● **TASK STATEMENT**: Go through the data below and count every line that has the word "JSON". Return only the count.

● **INPUT**:
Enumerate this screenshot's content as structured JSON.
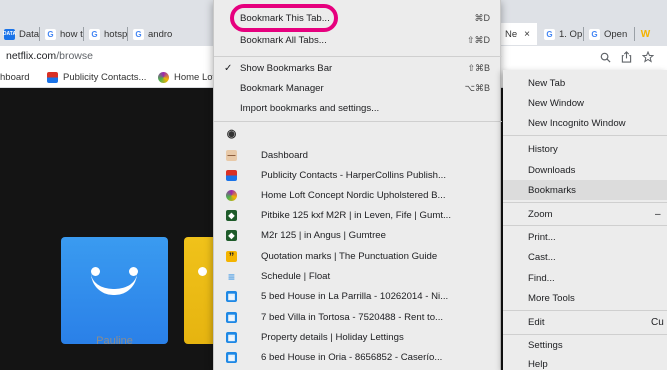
{
  "tabs": [
    {
      "label": "DataF",
      "fav": "DATA",
      "fav_color": "#1a73e8"
    },
    {
      "label": "how t",
      "fav": "G",
      "fav_color": "#ffffff"
    },
    {
      "label": "hotsp",
      "fav": "G",
      "fav_color": "#ffffff"
    },
    {
      "label": "andro",
      "fav": "G",
      "fav_color": "#ffffff"
    },
    {
      "label": "Ne",
      "fav": "N",
      "fav_color": "#e50914"
    },
    {
      "label": "1. Op",
      "fav": "G",
      "fav_color": "#ffffff"
    },
    {
      "label": "Open",
      "fav": "G",
      "fav_color": "#ffffff"
    },
    {
      "label": "",
      "fav": "W",
      "fav_color": "#f4b400"
    }
  ],
  "tab_close_glyph": "×",
  "address": {
    "host": "netflix.com",
    "path": "/browse"
  },
  "toolbar_icons": [
    "zoom-icon",
    "share-icon",
    "star-icon"
  ],
  "bookmarks_bar": [
    {
      "label": "hboard",
      "color": "#e8c9a8"
    },
    {
      "label": "Publicity Contacts...",
      "color": "#d93025"
    },
    {
      "label": "Home Lof",
      "color": "#9c27b0"
    }
  ],
  "bookmarks_menu": {
    "top_items": [
      {
        "label": "Bookmark This Tab...",
        "shortcut": "⌘D"
      },
      {
        "label": "Bookmark All Tabs...",
        "shortcut": "⇧⌘D"
      }
    ],
    "middle_items": [
      {
        "label": "Show Bookmarks Bar",
        "shortcut": "⇧⌘B",
        "checked": "✓"
      },
      {
        "label": "Bookmark Manager",
        "shortcut": "⌥⌘B"
      },
      {
        "label": "Import bookmarks and settings..."
      }
    ],
    "bookmarks": [
      {
        "label": "",
        "color": "#555555",
        "glyph": "◉"
      },
      {
        "label": "Dashboard",
        "color": "#e8c9a8",
        "glyph": "—"
      },
      {
        "label": "Publicity Contacts - HarperCollins Publish...",
        "color": "#d93025",
        "glyph": "≡"
      },
      {
        "label": "Home Loft Concept Nordic Upholstered B...",
        "color": "#9c27b0",
        "glyph": "✱"
      },
      {
        "label": "Pitbike 125 kxf M2R | in Leven, Fife | Gumt...",
        "color": "#2e7d32",
        "glyph": "◆"
      },
      {
        "label": "M2r 125 | in Angus | Gumtree",
        "color": "#2e7d32",
        "glyph": "◆"
      },
      {
        "label": "Quotation marks | The Punctuation Guide",
        "color": "#f4b400",
        "glyph": "”"
      },
      {
        "label": "Schedule | Float",
        "color": "#1e88e5",
        "glyph": "≡"
      },
      {
        "label": "5 bed House in La Parrilla - 10262014 - Ni...",
        "color": "#1e88e5",
        "glyph": "▦"
      },
      {
        "label": "7 bed Villa in Tortosa - 7520488 - Rent to...",
        "color": "#1e88e5",
        "glyph": "▦"
      },
      {
        "label": "Property details | Holiday Lettings",
        "color": "#1e88e5",
        "glyph": "▦"
      },
      {
        "label": "6 bed House in Oria - 8656852 - Caserío...",
        "color": "#1e88e5",
        "glyph": "▦"
      }
    ]
  },
  "chrome_menu": [
    {
      "label": "New Tab"
    },
    {
      "label": "New Window"
    },
    {
      "label": "New Incognito Window"
    },
    {
      "label": "History"
    },
    {
      "label": "Downloads"
    },
    {
      "label": "Bookmarks",
      "selected": true
    },
    {
      "label": "Zoom",
      "aux": "–"
    },
    {
      "label": "Print..."
    },
    {
      "label": "Cast..."
    },
    {
      "label": "Find..."
    },
    {
      "label": "More Tools"
    },
    {
      "label": "Edit",
      "aux": "Cu"
    },
    {
      "label": "Settings"
    },
    {
      "label": "Help"
    }
  ],
  "profiles": [
    {
      "name": "Pauline",
      "color": "#2d8cee"
    },
    {
      "name": "",
      "color": "#f0c21a"
    }
  ],
  "highlight_color": "#e6007e"
}
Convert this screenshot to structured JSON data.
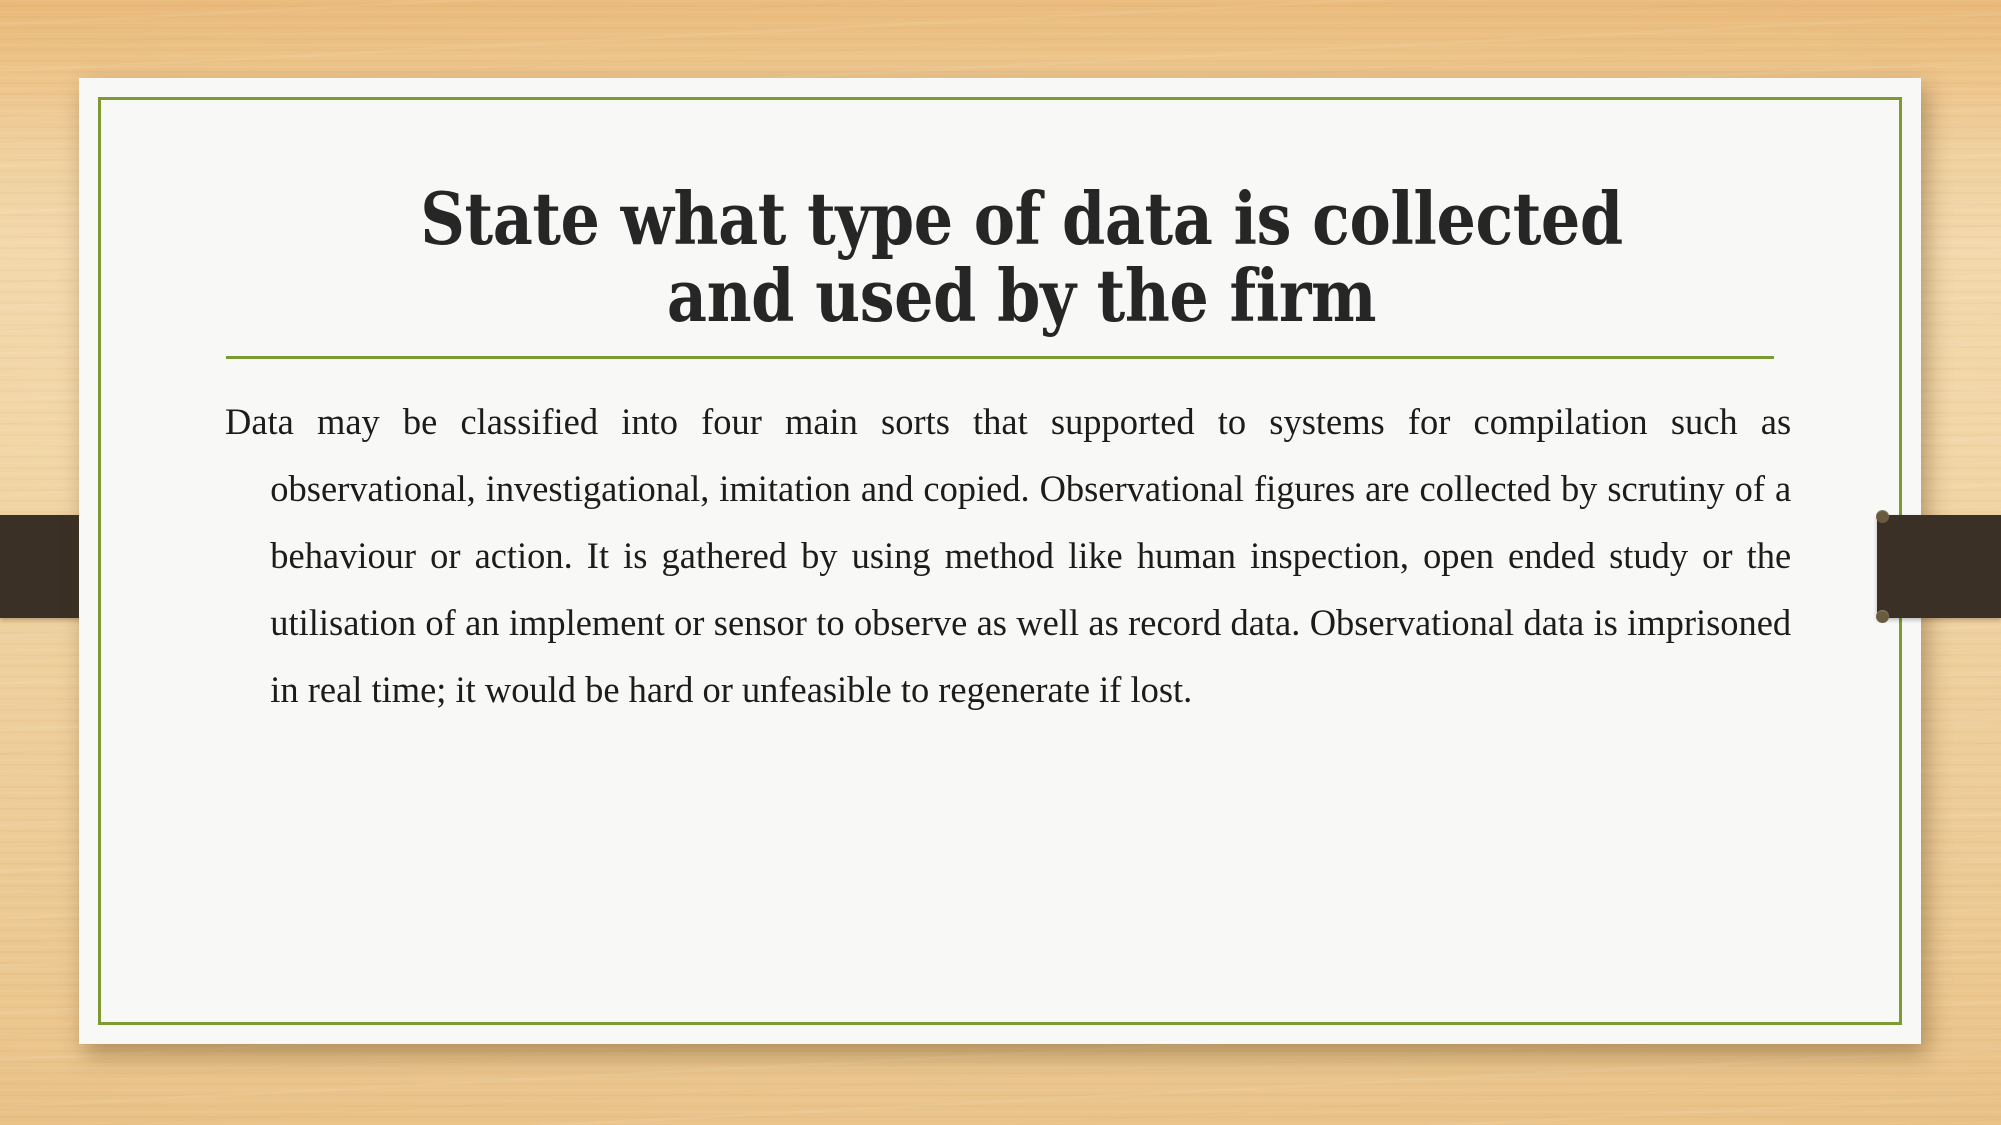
{
  "slide": {
    "title": "State what type of data is collected and used by the firm",
    "body": "Data may be classified into four main sorts that supported to systems for compilation such as observational, investigational, imitation and copied. Observational figures are collected by scrutiny of a behaviour or action. It is gathered by using method like human inspection, open ended study or the utilisation of an implement or sensor to observe as well as record data. Observational data is imprisoned in real time; it would be hard or unfeasible to regenerate if lost."
  },
  "theme": {
    "accent_green": "#7d9a33",
    "ribbon_brown": "#3a3026",
    "ribbon_knob": "#6a5a3f",
    "card_background": "#f8f8f6",
    "title_color": "#262626",
    "body_color": "#1c1c1c",
    "wood_top": "#e9b877",
    "wood_mid": "#f2d7a8",
    "wood_bottom": "#e9c288"
  }
}
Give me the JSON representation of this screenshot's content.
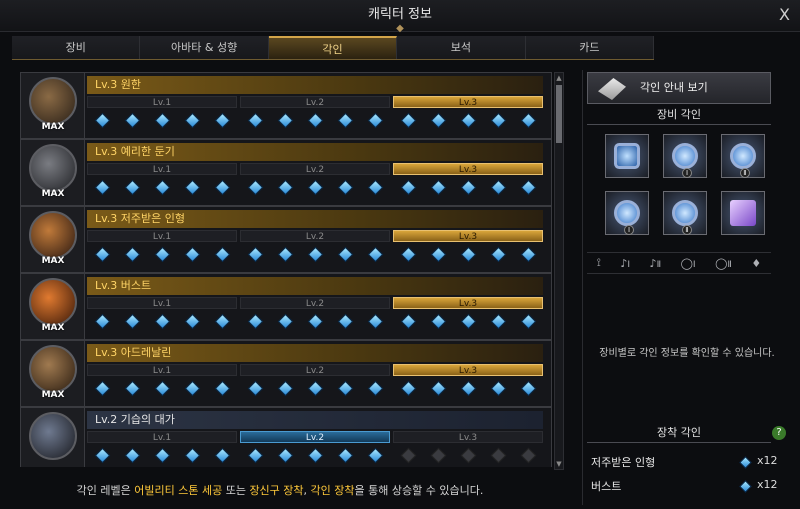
{
  "window": {
    "title": "캐릭터 정보",
    "close_label": "X"
  },
  "tabs": [
    {
      "label": "장비"
    },
    {
      "label": "아바타 & 성향"
    },
    {
      "label": "각인",
      "active": true
    },
    {
      "label": "보석"
    },
    {
      "label": "카드"
    }
  ],
  "engravings": [
    {
      "title": "Lv.3 원한",
      "level": 3,
      "badge": "MAX",
      "gems": 15
    },
    {
      "title": "Lv.3 예리한 둔기",
      "level": 3,
      "badge": "MAX",
      "gems": 15
    },
    {
      "title": "Lv.3 저주받은 인형",
      "level": 3,
      "badge": "MAX",
      "gems": 15
    },
    {
      "title": "Lv.3 버스트",
      "level": 3,
      "badge": "MAX",
      "gems": 15
    },
    {
      "title": "Lv.3 아드레날린",
      "level": 3,
      "badge": "MAX",
      "gems": 15
    },
    {
      "title": "Lv.2 기습의 대가",
      "level": 2,
      "badge": "",
      "gems": 10
    }
  ],
  "level_labels": [
    "Lv.1",
    "Lv.2",
    "Lv.3"
  ],
  "footer": {
    "prefix": "각인 레벨은 ",
    "hl1": "어빌리티 스톤 세공",
    "mid": " 또는 ",
    "hl2": "장신구 장착",
    "comma": ", ",
    "hl3": "각인 장착",
    "suffix": "을 통해 상승할 수 있습니다."
  },
  "side": {
    "guide_button": "각인 안내 보기",
    "equip_section": "장비 각인",
    "slot_icons": [
      "necklace-icon",
      "earring-1-icon",
      "earring-2-icon",
      "ring-1-icon",
      "ring-2-icon",
      "ability-stone-icon"
    ],
    "slot_numbers": [
      "",
      "Ⅰ",
      "Ⅱ",
      "Ⅰ",
      "Ⅱ",
      ""
    ],
    "filter_labels": [
      "Ⅰ",
      "Ⅱ",
      "Ⅰ",
      "Ⅱ"
    ],
    "note": "장비별로 각인 정보를 확인할 수 있습니다.",
    "equipped_section": "장착 각인",
    "help": "?",
    "equipped": [
      {
        "name": "저주받은 인형",
        "count": "x12"
      },
      {
        "name": "버스트",
        "count": "x12"
      }
    ]
  },
  "colors": {
    "gold": "#d9a53a",
    "blue": "#2a6c9a",
    "accent": "#ffc93a"
  }
}
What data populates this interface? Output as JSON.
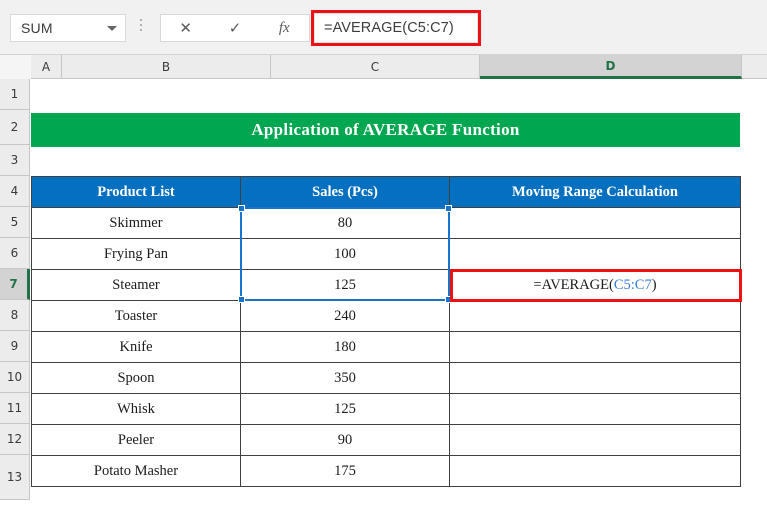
{
  "formula_bar": {
    "name_box_value": "SUM",
    "name_box_dropdown_icon": "chevron-down-icon",
    "cancel_icon": "✕",
    "enter_icon": "✓",
    "insert_function_icon": "fx",
    "formula_value": "=AVERAGE(C5:C7)",
    "annotation_color": "#ee1111"
  },
  "columns": [
    {
      "label": "A",
      "active": false
    },
    {
      "label": "B",
      "active": false
    },
    {
      "label": "C",
      "active": false
    },
    {
      "label": "D",
      "active": true
    }
  ],
  "rows": [
    {
      "label": "1",
      "active": false
    },
    {
      "label": "2",
      "active": false
    },
    {
      "label": "3",
      "active": false
    },
    {
      "label": "4",
      "active": false
    },
    {
      "label": "5",
      "active": false
    },
    {
      "label": "6",
      "active": false
    },
    {
      "label": "7",
      "active": true
    },
    {
      "label": "8",
      "active": false
    },
    {
      "label": "9",
      "active": false
    },
    {
      "label": "10",
      "active": false
    },
    {
      "label": "11",
      "active": false
    },
    {
      "label": "12",
      "active": false
    },
    {
      "label": "13",
      "active": false
    }
  ],
  "sheet": {
    "banner_title": "Application of AVERAGE Function",
    "banner_color": "#00a650",
    "header_color": "#0570c0",
    "active_cell": "D7",
    "selected_range": "C5:C7",
    "table": {
      "headers": [
        "Product List",
        "Sales (Pcs)",
        "Moving Range Calculation"
      ],
      "rows": [
        {
          "product": "Skimmer",
          "sales": "80",
          "moving": ""
        },
        {
          "product": "Frying Pan",
          "sales": "100",
          "moving": ""
        },
        {
          "product": "Steamer",
          "sales": "125",
          "moving": ""
        },
        {
          "product": "Toaster",
          "sales": "240",
          "moving": ""
        },
        {
          "product": "Knife",
          "sales": "180",
          "moving": ""
        },
        {
          "product": "Spoon",
          "sales": "350",
          "moving": ""
        },
        {
          "product": "Whisk",
          "sales": "125",
          "moving": ""
        },
        {
          "product": "Peeler",
          "sales": "90",
          "moving": ""
        },
        {
          "product": "Potato Masher",
          "sales": "175",
          "moving": ""
        }
      ],
      "formula_cell": {
        "row_index": 2,
        "prefix": "=AVERAGE(",
        "reference": "C5:C7",
        "suffix": ")"
      }
    }
  }
}
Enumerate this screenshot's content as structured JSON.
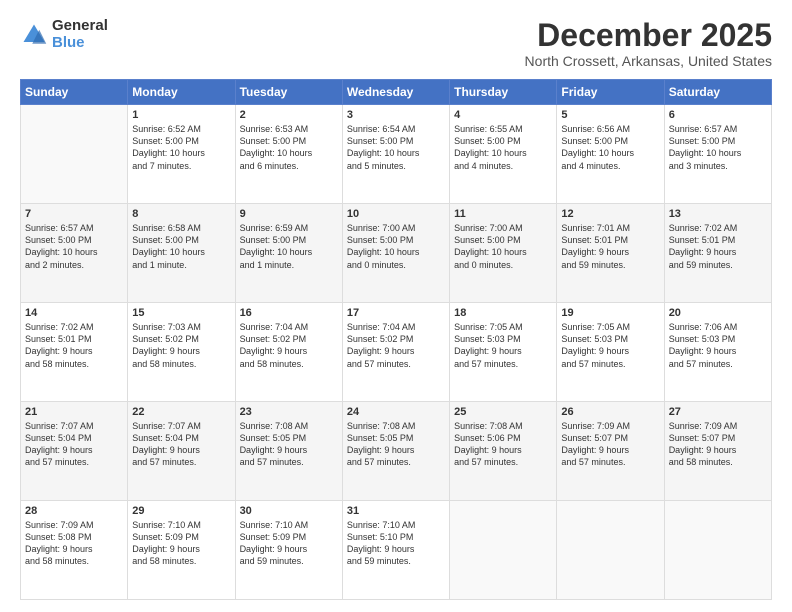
{
  "header": {
    "logo_general": "General",
    "logo_blue": "Blue",
    "month_title": "December 2025",
    "location": "North Crossett, Arkansas, United States"
  },
  "days_of_week": [
    "Sunday",
    "Monday",
    "Tuesday",
    "Wednesday",
    "Thursday",
    "Friday",
    "Saturday"
  ],
  "weeks": [
    [
      {
        "day": "",
        "info": ""
      },
      {
        "day": "1",
        "info": "Sunrise: 6:52 AM\nSunset: 5:00 PM\nDaylight: 10 hours\nand 7 minutes."
      },
      {
        "day": "2",
        "info": "Sunrise: 6:53 AM\nSunset: 5:00 PM\nDaylight: 10 hours\nand 6 minutes."
      },
      {
        "day": "3",
        "info": "Sunrise: 6:54 AM\nSunset: 5:00 PM\nDaylight: 10 hours\nand 5 minutes."
      },
      {
        "day": "4",
        "info": "Sunrise: 6:55 AM\nSunset: 5:00 PM\nDaylight: 10 hours\nand 4 minutes."
      },
      {
        "day": "5",
        "info": "Sunrise: 6:56 AM\nSunset: 5:00 PM\nDaylight: 10 hours\nand 4 minutes."
      },
      {
        "day": "6",
        "info": "Sunrise: 6:57 AM\nSunset: 5:00 PM\nDaylight: 10 hours\nand 3 minutes."
      }
    ],
    [
      {
        "day": "7",
        "info": "Sunrise: 6:57 AM\nSunset: 5:00 PM\nDaylight: 10 hours\nand 2 minutes."
      },
      {
        "day": "8",
        "info": "Sunrise: 6:58 AM\nSunset: 5:00 PM\nDaylight: 10 hours\nand 1 minute."
      },
      {
        "day": "9",
        "info": "Sunrise: 6:59 AM\nSunset: 5:00 PM\nDaylight: 10 hours\nand 1 minute."
      },
      {
        "day": "10",
        "info": "Sunrise: 7:00 AM\nSunset: 5:00 PM\nDaylight: 10 hours\nand 0 minutes."
      },
      {
        "day": "11",
        "info": "Sunrise: 7:00 AM\nSunset: 5:00 PM\nDaylight: 10 hours\nand 0 minutes."
      },
      {
        "day": "12",
        "info": "Sunrise: 7:01 AM\nSunset: 5:01 PM\nDaylight: 9 hours\nand 59 minutes."
      },
      {
        "day": "13",
        "info": "Sunrise: 7:02 AM\nSunset: 5:01 PM\nDaylight: 9 hours\nand 59 minutes."
      }
    ],
    [
      {
        "day": "14",
        "info": "Sunrise: 7:02 AM\nSunset: 5:01 PM\nDaylight: 9 hours\nand 58 minutes."
      },
      {
        "day": "15",
        "info": "Sunrise: 7:03 AM\nSunset: 5:02 PM\nDaylight: 9 hours\nand 58 minutes."
      },
      {
        "day": "16",
        "info": "Sunrise: 7:04 AM\nSunset: 5:02 PM\nDaylight: 9 hours\nand 58 minutes."
      },
      {
        "day": "17",
        "info": "Sunrise: 7:04 AM\nSunset: 5:02 PM\nDaylight: 9 hours\nand 57 minutes."
      },
      {
        "day": "18",
        "info": "Sunrise: 7:05 AM\nSunset: 5:03 PM\nDaylight: 9 hours\nand 57 minutes."
      },
      {
        "day": "19",
        "info": "Sunrise: 7:05 AM\nSunset: 5:03 PM\nDaylight: 9 hours\nand 57 minutes."
      },
      {
        "day": "20",
        "info": "Sunrise: 7:06 AM\nSunset: 5:03 PM\nDaylight: 9 hours\nand 57 minutes."
      }
    ],
    [
      {
        "day": "21",
        "info": "Sunrise: 7:07 AM\nSunset: 5:04 PM\nDaylight: 9 hours\nand 57 minutes."
      },
      {
        "day": "22",
        "info": "Sunrise: 7:07 AM\nSunset: 5:04 PM\nDaylight: 9 hours\nand 57 minutes."
      },
      {
        "day": "23",
        "info": "Sunrise: 7:08 AM\nSunset: 5:05 PM\nDaylight: 9 hours\nand 57 minutes."
      },
      {
        "day": "24",
        "info": "Sunrise: 7:08 AM\nSunset: 5:05 PM\nDaylight: 9 hours\nand 57 minutes."
      },
      {
        "day": "25",
        "info": "Sunrise: 7:08 AM\nSunset: 5:06 PM\nDaylight: 9 hours\nand 57 minutes."
      },
      {
        "day": "26",
        "info": "Sunrise: 7:09 AM\nSunset: 5:07 PM\nDaylight: 9 hours\nand 57 minutes."
      },
      {
        "day": "27",
        "info": "Sunrise: 7:09 AM\nSunset: 5:07 PM\nDaylight: 9 hours\nand 58 minutes."
      }
    ],
    [
      {
        "day": "28",
        "info": "Sunrise: 7:09 AM\nSunset: 5:08 PM\nDaylight: 9 hours\nand 58 minutes."
      },
      {
        "day": "29",
        "info": "Sunrise: 7:10 AM\nSunset: 5:09 PM\nDaylight: 9 hours\nand 58 minutes."
      },
      {
        "day": "30",
        "info": "Sunrise: 7:10 AM\nSunset: 5:09 PM\nDaylight: 9 hours\nand 59 minutes."
      },
      {
        "day": "31",
        "info": "Sunrise: 7:10 AM\nSunset: 5:10 PM\nDaylight: 9 hours\nand 59 minutes."
      },
      {
        "day": "",
        "info": ""
      },
      {
        "day": "",
        "info": ""
      },
      {
        "day": "",
        "info": ""
      }
    ]
  ]
}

● **ANSWER SECTION**: 5